**Try it**
Give back the records below exactly, omitting the pictures.

**Records for this exercise**
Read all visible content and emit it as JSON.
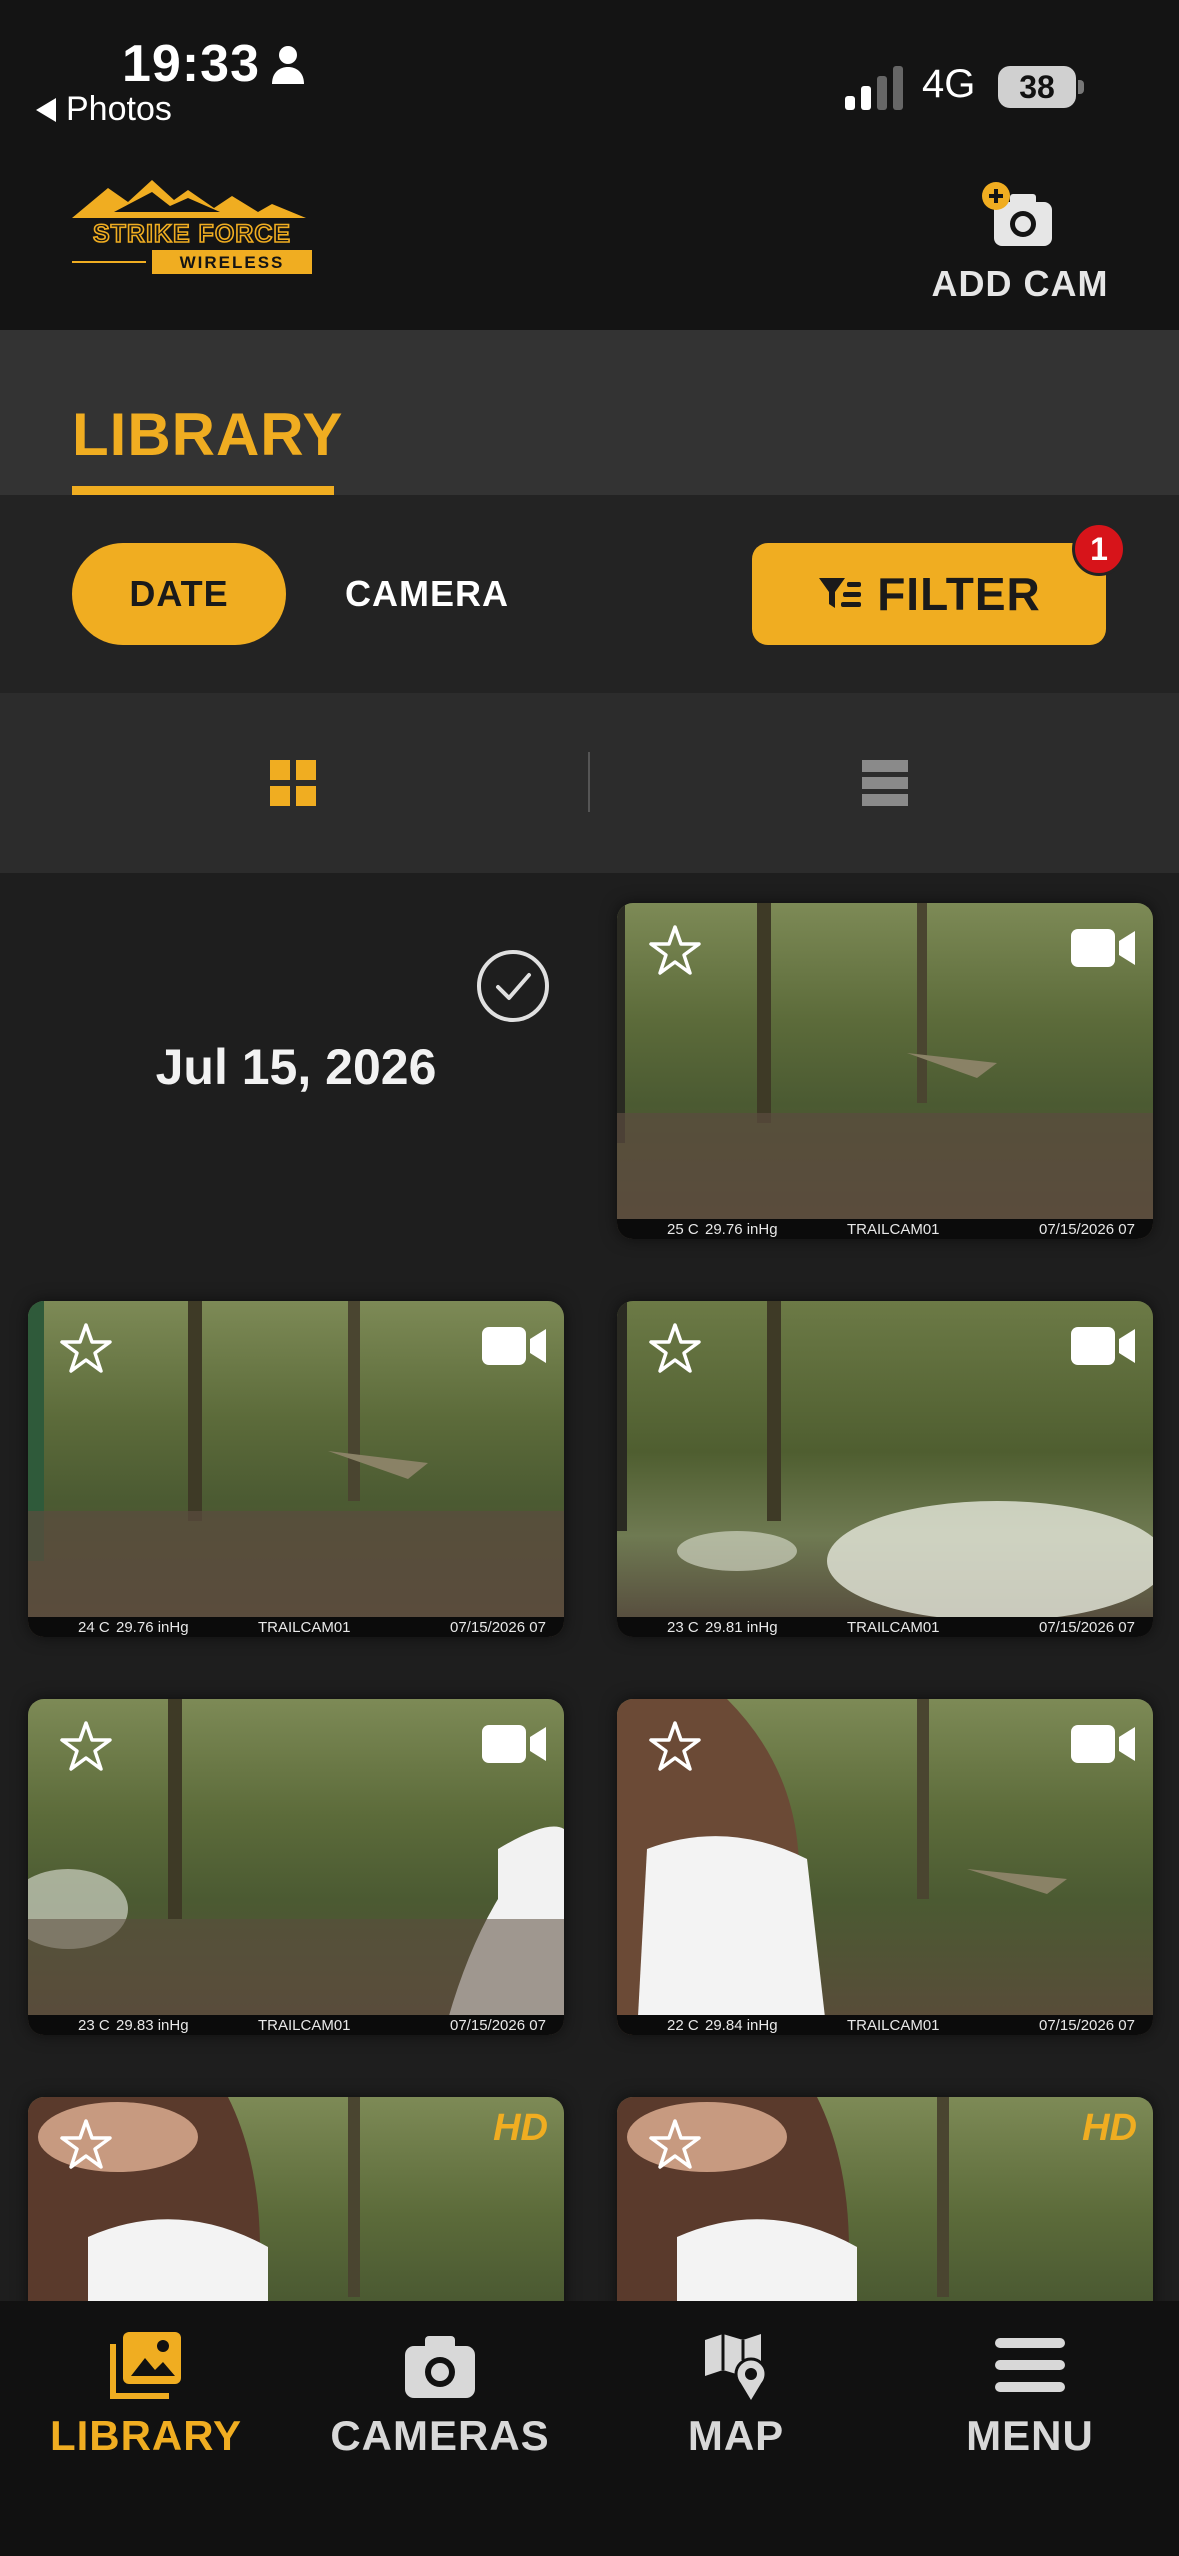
{
  "status_bar": {
    "time": "19:33",
    "back_label": "Photos",
    "network": "4G",
    "battery": "38"
  },
  "header": {
    "logo_line1": "STRIKE FORCE",
    "logo_line2": "WIRELESS",
    "add_cam_label": "ADD CAM"
  },
  "tabs": {
    "active_tab": "LIBRARY"
  },
  "sort": {
    "date_label": "DATE",
    "camera_label": "CAMERA",
    "filter_label": "FILTER",
    "filter_badge": "1"
  },
  "gallery": {
    "date_heading": "Jul 15, 2026",
    "photos": [
      {
        "type": "video",
        "temp": "25 C",
        "pressure": "29.76 inHg",
        "camera": "TRAILCAM01",
        "date": "07/15/2026 07"
      },
      {
        "type": "video",
        "temp": "24 C",
        "pressure": "29.76 inHg",
        "camera": "TRAILCAM01",
        "date": "07/15/2026 07"
      },
      {
        "type": "video",
        "temp": "23 C",
        "pressure": "29.81 inHg",
        "camera": "TRAILCAM01",
        "date": "07/15/2026 07"
      },
      {
        "type": "video",
        "temp": "23 C",
        "pressure": "29.83 inHg",
        "camera": "TRAILCAM01",
        "date": "07/15/2026 07"
      },
      {
        "type": "video",
        "temp": "22 C",
        "pressure": "29.84 inHg",
        "camera": "TRAILCAM01",
        "date": "07/15/2026 07"
      },
      {
        "type": "photo",
        "badge": "HD"
      },
      {
        "type": "photo",
        "badge": "HD"
      }
    ]
  },
  "bottom_nav": {
    "items": [
      {
        "label": "LIBRARY",
        "icon": "photo-library-icon",
        "active": true
      },
      {
        "label": "CAMERAS",
        "icon": "camera-icon",
        "active": false
      },
      {
        "label": "MAP",
        "icon": "map-pin-icon",
        "active": false
      },
      {
        "label": "MENU",
        "icon": "hamburger-menu-icon",
        "active": false
      }
    ]
  },
  "colors": {
    "accent": "#f0ad21",
    "badge_red": "#d7141a",
    "background": "#1e1e1e",
    "header": "#141414"
  }
}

**Output for this exercise**
Read all visible content and emit it as JSON.
{
  "status_bar": {
    "time": "19:33",
    "back_label": "Photos",
    "network": "4G",
    "battery": "38"
  },
  "header": {
    "logo_line1": "STRIKE FORCE",
    "logo_line2": "WIRELESS",
    "add_cam_label": "ADD CAM"
  },
  "tabs": {
    "active_tab": "LIBRARY"
  },
  "sort": {
    "date_label": "DATE",
    "camera_label": "CAMERA",
    "filter_label": "FILTER",
    "filter_badge": "1"
  },
  "gallery": {
    "date_heading": "Jul 15, 2026",
    "photos": [
      {
        "type": "video",
        "temp": "25 C",
        "pressure": "29.76 inHg",
        "camera": "TRAILCAM01",
        "date": "07/15/2026 07"
      },
      {
        "type": "video",
        "temp": "24 C",
        "pressure": "29.76 inHg",
        "camera": "TRAILCAM01",
        "date": "07/15/2026 07"
      },
      {
        "type": "video",
        "temp": "23 C",
        "pressure": "29.81 inHg",
        "camera": "TRAILCAM01",
        "date": "07/15/2026 07"
      },
      {
        "type": "video",
        "temp": "23 C",
        "pressure": "29.83 inHg",
        "camera": "TRAILCAM01",
        "date": "07/15/2026 07"
      },
      {
        "type": "video",
        "temp": "22 C",
        "pressure": "29.84 inHg",
        "camera": "TRAILCAM01",
        "date": "07/15/2026 07"
      },
      {
        "type": "photo",
        "badge": "HD"
      },
      {
        "type": "photo",
        "badge": "HD"
      }
    ]
  },
  "bottom_nav": {
    "items": [
      {
        "label": "LIBRARY",
        "icon": "photo-library-icon",
        "active": true
      },
      {
        "label": "CAMERAS",
        "icon": "camera-icon",
        "active": false
      },
      {
        "label": "MAP",
        "icon": "map-pin-icon",
        "active": false
      },
      {
        "label": "MENU",
        "icon": "hamburger-menu-icon",
        "active": false
      }
    ]
  },
  "colors": {
    "accent": "#f0ad21",
    "badge_red": "#d7141a",
    "background": "#1e1e1e",
    "header": "#141414"
  }
}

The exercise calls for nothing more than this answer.